#### REQUIRED WORK
All the entries that follow are to be returned exactly.

#### DATA TO EXAMINE
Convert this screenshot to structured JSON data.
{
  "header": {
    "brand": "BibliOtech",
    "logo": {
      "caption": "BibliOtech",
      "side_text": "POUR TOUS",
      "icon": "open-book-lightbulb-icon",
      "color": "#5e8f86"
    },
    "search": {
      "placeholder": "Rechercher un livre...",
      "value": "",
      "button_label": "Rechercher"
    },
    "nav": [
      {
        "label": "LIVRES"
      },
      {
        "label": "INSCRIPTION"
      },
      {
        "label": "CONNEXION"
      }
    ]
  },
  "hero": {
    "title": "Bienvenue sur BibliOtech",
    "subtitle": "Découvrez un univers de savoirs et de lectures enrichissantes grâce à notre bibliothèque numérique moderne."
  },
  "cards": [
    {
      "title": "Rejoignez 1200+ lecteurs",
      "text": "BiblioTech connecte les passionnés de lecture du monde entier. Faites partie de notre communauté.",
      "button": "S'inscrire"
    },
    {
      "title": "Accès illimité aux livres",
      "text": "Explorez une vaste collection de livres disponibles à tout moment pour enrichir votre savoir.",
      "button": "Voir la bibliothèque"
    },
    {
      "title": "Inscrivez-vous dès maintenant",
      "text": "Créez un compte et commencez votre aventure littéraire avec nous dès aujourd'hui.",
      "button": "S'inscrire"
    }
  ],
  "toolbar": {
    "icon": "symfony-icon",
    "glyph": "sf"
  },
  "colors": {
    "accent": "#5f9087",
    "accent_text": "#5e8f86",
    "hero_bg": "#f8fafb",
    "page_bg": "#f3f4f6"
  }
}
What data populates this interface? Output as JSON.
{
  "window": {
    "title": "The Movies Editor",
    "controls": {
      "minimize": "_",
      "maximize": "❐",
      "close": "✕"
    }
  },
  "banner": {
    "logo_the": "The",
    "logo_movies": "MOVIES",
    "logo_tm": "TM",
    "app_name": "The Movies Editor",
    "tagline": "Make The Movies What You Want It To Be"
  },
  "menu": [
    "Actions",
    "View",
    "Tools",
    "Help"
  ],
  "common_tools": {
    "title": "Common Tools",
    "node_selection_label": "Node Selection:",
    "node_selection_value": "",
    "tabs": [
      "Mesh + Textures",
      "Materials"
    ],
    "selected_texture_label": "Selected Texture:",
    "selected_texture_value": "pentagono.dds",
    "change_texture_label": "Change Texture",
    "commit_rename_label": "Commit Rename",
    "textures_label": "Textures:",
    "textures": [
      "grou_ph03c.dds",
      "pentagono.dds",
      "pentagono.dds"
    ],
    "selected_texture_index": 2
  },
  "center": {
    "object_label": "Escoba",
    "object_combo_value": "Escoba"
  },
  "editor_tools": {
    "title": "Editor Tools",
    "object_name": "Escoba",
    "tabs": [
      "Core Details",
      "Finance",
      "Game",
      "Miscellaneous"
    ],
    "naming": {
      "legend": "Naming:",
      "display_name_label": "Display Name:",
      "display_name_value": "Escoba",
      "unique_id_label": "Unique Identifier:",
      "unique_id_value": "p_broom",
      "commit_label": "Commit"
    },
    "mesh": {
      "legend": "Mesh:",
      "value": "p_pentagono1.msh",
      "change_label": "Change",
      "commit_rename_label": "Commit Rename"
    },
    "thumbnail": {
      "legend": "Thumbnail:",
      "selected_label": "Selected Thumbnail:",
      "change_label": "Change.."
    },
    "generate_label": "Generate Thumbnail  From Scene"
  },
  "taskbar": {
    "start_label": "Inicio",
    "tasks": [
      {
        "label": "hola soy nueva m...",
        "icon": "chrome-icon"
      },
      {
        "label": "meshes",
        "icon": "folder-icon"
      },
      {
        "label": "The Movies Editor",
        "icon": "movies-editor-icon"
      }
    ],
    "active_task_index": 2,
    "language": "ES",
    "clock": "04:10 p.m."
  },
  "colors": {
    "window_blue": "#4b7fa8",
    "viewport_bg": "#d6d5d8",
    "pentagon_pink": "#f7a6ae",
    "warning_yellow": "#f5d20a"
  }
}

#### EXERCISE ANSWER
Convert this screenshot to structured JSON data.
{
  "header": {
    "brand": "BibliOtech",
    "logo": {
      "caption": "BibliOtech",
      "side_text": "POUR TOUS",
      "icon": "open-book-lightbulb-icon",
      "color": "#5e8f86"
    },
    "search": {
      "placeholder": "Rechercher un livre...",
      "value": "",
      "button_label": "Rechercher"
    },
    "nav": [
      {
        "label": "LIVRES"
      },
      {
        "label": "INSCRIPTION"
      },
      {
        "label": "CONNEXION"
      }
    ]
  },
  "hero": {
    "title": "Bienvenue sur BibliOtech",
    "subtitle": "Découvrez un univers de savoirs et de lectures enrichissantes grâce à notre bibliothèque numérique moderne."
  },
  "cards": [
    {
      "title": "Rejoignez 1200+ lecteurs",
      "text": "BiblioTech connecte les passionnés de lecture du monde entier. Faites partie de notre communauté.",
      "button": "S'inscrire"
    },
    {
      "title": "Accès illimité aux livres",
      "text": "Explorez une vaste collection de livres disponibles à tout moment pour enrichir votre savoir.",
      "button": "Voir la bibliothèque"
    },
    {
      "title": "Inscrivez-vous dès maintenant",
      "text": "Créez un compte et commencez votre aventure littéraire avec nous dès aujourd'hui.",
      "button": "S'inscrire"
    }
  ],
  "toolbar": {
    "icon": "symfony-icon",
    "glyph": "sf"
  },
  "colors": {
    "accent": "#5f9087",
    "accent_text": "#5e8f86",
    "hero_bg": "#f8fafb",
    "page_bg": "#f3f4f6"
  }
}
What data populates this interface? Output as JSON.
{
  "window": {
    "title": "The Movies Editor",
    "controls": {
      "minimize": "_",
      "maximize": "❐",
      "close": "✕"
    }
  },
  "banner": {
    "logo_the": "The",
    "logo_movies": "MOVIES",
    "logo_tm": "TM",
    "app_name": "The Movies Editor",
    "tagline": "Make The Movies What You Want It To Be"
  },
  "menu": [
    "Actions",
    "View",
    "Tools",
    "Help"
  ],
  "common_tools": {
    "title": "Common Tools",
    "node_selection_label": "Node Selection:",
    "node_selection_value": "",
    "tabs": [
      "Mesh + Textures",
      "Materials"
    ],
    "selected_texture_label": "Selected Texture:",
    "selected_texture_value": "pentagono.dds",
    "change_texture_label": "Change Texture",
    "commit_rename_label": "Commit Rename",
    "textures_label": "Textures:",
    "textures": [
      "grou_ph03c.dds",
      "pentagono.dds",
      "pentagono.dds"
    ],
    "selected_texture_index": 2
  },
  "center": {
    "object_label": "Escoba",
    "object_combo_value": "Escoba"
  },
  "editor_tools": {
    "title": "Editor Tools",
    "object_name": "Escoba",
    "tabs": [
      "Core Details",
      "Finance",
      "Game",
      "Miscellaneous"
    ],
    "naming": {
      "legend": "Naming:",
      "display_name_label": "Display Name:",
      "display_name_value": "Escoba",
      "unique_id_label": "Unique Identifier:",
      "unique_id_value": "p_broom",
      "commit_label": "Commit"
    },
    "mesh": {
      "legend": "Mesh:",
      "value": "p_pentagono1.msh",
      "change_label": "Change",
      "commit_rename_label": "Commit Rename"
    },
    "thumbnail": {
      "legend": "Thumbnail:",
      "selected_label": "Selected Thumbnail:",
      "change_label": "Change.."
    },
    "generate_label": "Generate Thumbnail  From Scene"
  },
  "taskbar": {
    "start_label": "Inicio",
    "tasks": [
      {
        "label": "hola soy nueva m...",
        "icon": "chrome-icon"
      },
      {
        "label": "meshes",
        "icon": "folder-icon"
      },
      {
        "label": "The Movies Editor",
        "icon": "movies-editor-icon"
      }
    ],
    "active_task_index": 2,
    "language": "ES",
    "clock": "04:10 p.m."
  },
  "colors": {
    "window_blue": "#4b7fa8",
    "viewport_bg": "#d6d5d8",
    "pentagon_pink": "#f7a6ae",
    "warning_yellow": "#f5d20a"
  }
}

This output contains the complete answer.